68623
Ellen Stiefler
Posted over 5 years ago
Aimee Mullins: Changing my legs - and my mindset

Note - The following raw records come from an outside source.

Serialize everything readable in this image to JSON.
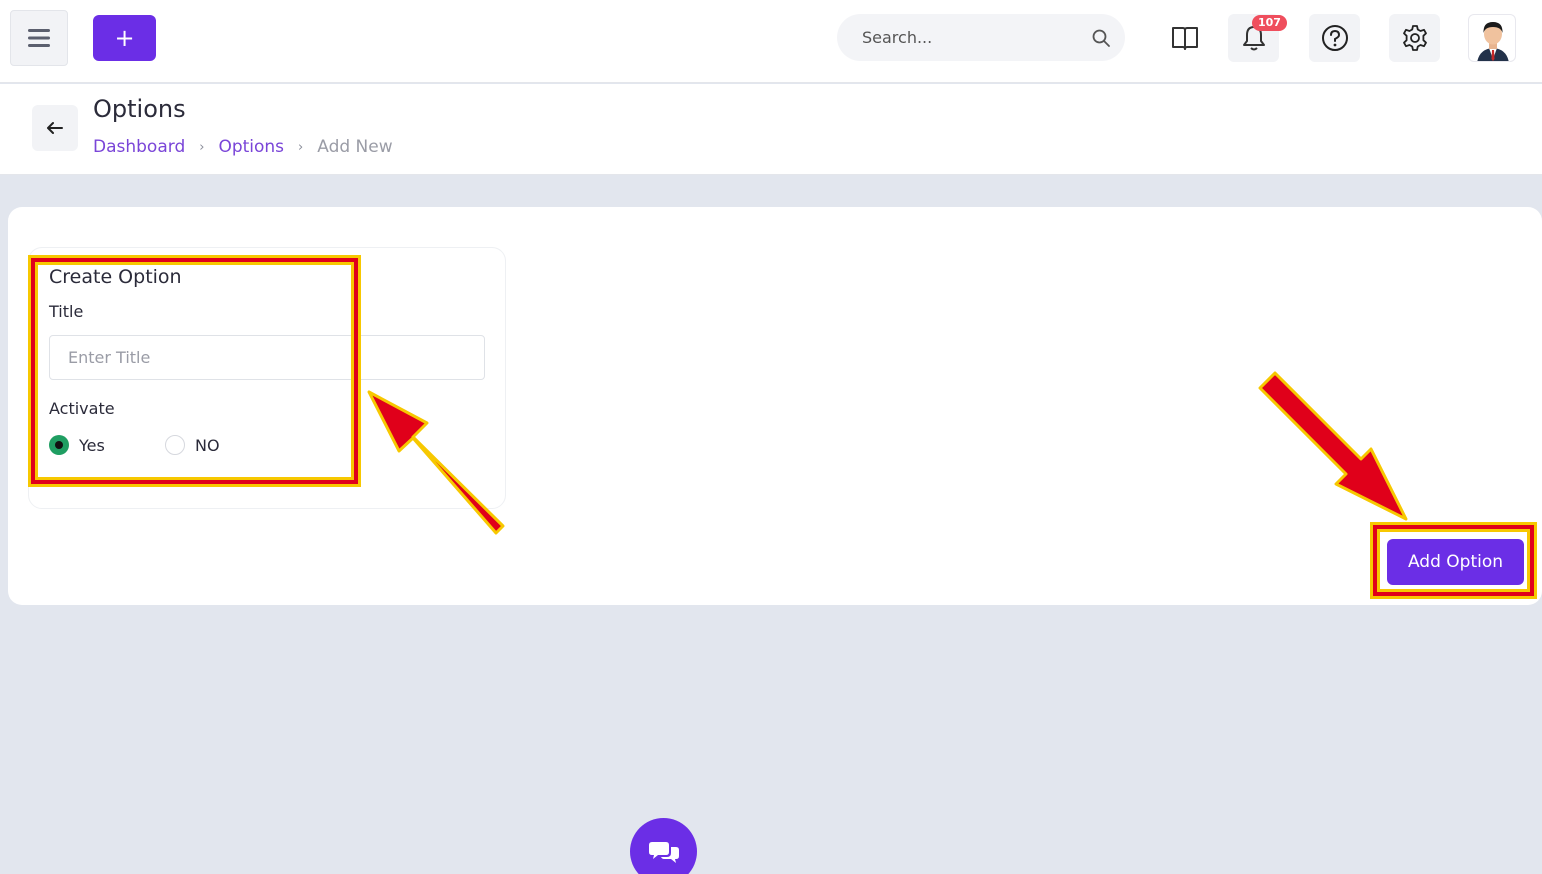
{
  "topbar": {
    "add_label": "+",
    "search_placeholder": "Search...",
    "notification_count": "107"
  },
  "page": {
    "title": "Options",
    "breadcrumb": [
      {
        "label": "Dashboard"
      },
      {
        "label": "Options"
      },
      {
        "label": "Add New"
      }
    ]
  },
  "form": {
    "heading": "Create Option",
    "title_label": "Title",
    "title_placeholder": "Enter Title",
    "title_value": "",
    "activate_label": "Activate",
    "options": [
      {
        "label": "Yes",
        "selected": true
      },
      {
        "label": "NO",
        "selected": false
      }
    ],
    "submit_label": "Add Option"
  },
  "colors": {
    "accent": "#6b2ee6",
    "badge": "#ef4e5d",
    "radio_on": "#1f9e62",
    "annotation_red": "#e0001a",
    "annotation_yellow": "#f7c800"
  },
  "icons": [
    "hamburger-icon",
    "plus-icon",
    "search-icon",
    "book-icon",
    "bell-icon",
    "help-icon",
    "gear-icon",
    "avatar-image",
    "back-arrow-icon",
    "chat-icon"
  ]
}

Aimee's true "disability" is when people treat her or label her as a disabled person. She competes at every level as a non-disabled person. The greatest disservice to Aimee, or anyone with her courage and self-confidence, would be to label or marginalize them based on our perceptions of their having a disability. Think about how it is with children growing up. Every one of us has relative abilities and disabilities if we stop to compare ourselves. But we all do better if we believe in ourselves and that develops if others believe in us. With children, this starts with parents and others who care for them believing in the child's abilities. If the caretakers label a child as being "disabled" and starts treating him as having a disability, he will more than likely never exceed this diminished expectation. In Aimee's case, I'm guessing her parents told her that she could do anything she wanted to accomplish. If every child, with all degrees of ability and disability, had that same kind of support, wouldn't it be wonderful! There are days - like after I climbed Mt Kilimanjaro, or after I climbed Mt Whitney up and down all in one very long day - that my "abled" legs were worked-over and I wished for another set of legs to change into. The issue isn't how strong or weak or injured or unique our legs are....it's what we do with them - and that goes for all our gifts!